Yesterday I wrote some early thoughts on progressive business. I finished the post by wondering whether we are seeing the start of a trend towards doing business in a better way and how far those changes can go.
The change to progressive business is multi-faceted and whilst we can see that if something is to happen, the direction is towards authentic customer value driven organisations which truly value their employees and part of that is a shift to focusing on broad stakeholder value rather than shareholder value.
I started my working life as a management consultant in the mid 1990s and I clearly remember my first manager convincing me that the purpose of companies is to maximise value for their shareholders. Prior to that I had a fuzzy view that companies should have a responsibility to employees and society as well as shareholders. The killer arguments for me were that it was the shareholders who owned the company and as it was their property it should maximise value like they wanted it to, and that the companies who had pursued a simple shareholder value maxim over the previous 10-20 years had outperformed the rest. Besides, when shareholders do well, employees and other stakeholders generally do well to.
What’s interesting now is that those to killer arguments may no longer hold true. It could be that from c1970-2000 a simple focus on shareholder value was the best strategy, but that something broader is required now. This is how the argument runs (largely taken from an article on Forbes by Steve Denning):
- prior to around 1970 companies were focused on multiple stakeholders resulting in confused priorities and poor decision making

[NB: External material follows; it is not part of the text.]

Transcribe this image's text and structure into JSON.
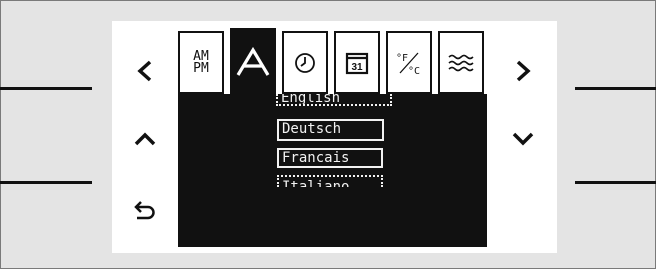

- a simple unifying focus on shareholder value allowed management to galvanise workforces and improve results
- but that focus has now distorted business and the improved performance has now come to an end, as evidenced by poor stock market performance over the last ten years
Examples of distortions that come from focus on shareholder value are short term focus on the share price, excessive pay in the C-Suite, and and de-motivated employees. Read the Denning article for more details.
I’ve long thought that an analogy with a pendulum is the best way to understand change in many walks of life is. Change always starts with a move away from an undesirable state of affairs, but then usually swings too far and has to come back towards a desired equilibrium position, which it will usually overshoot, and so on. Changes in direction are generally facillitated by a shift in thinking or ideology and are painful for practitioners who face the choice of changing their heartfelt convictions or losing relevance. In this case the pendulum swung from companies having bad decision making and results because they had too many overlapping objectives to poor results because the focus on a single objective of shareholder value is too narrow, and might now swing back to a broader set of objectives. Or at least so the argument goes.
It isn’t just Denning who is saying this stuff either. In 2009 Jack Welch called maximising shareholder value ‘the dumbest idea in the world’ and CEOs of companies like Unilever, Amazon, Google and Facebook have adopted policies and in some case shareholder structures which are designed to deliver long term value creation in a broad sense and ignore the vagaries of the stock market.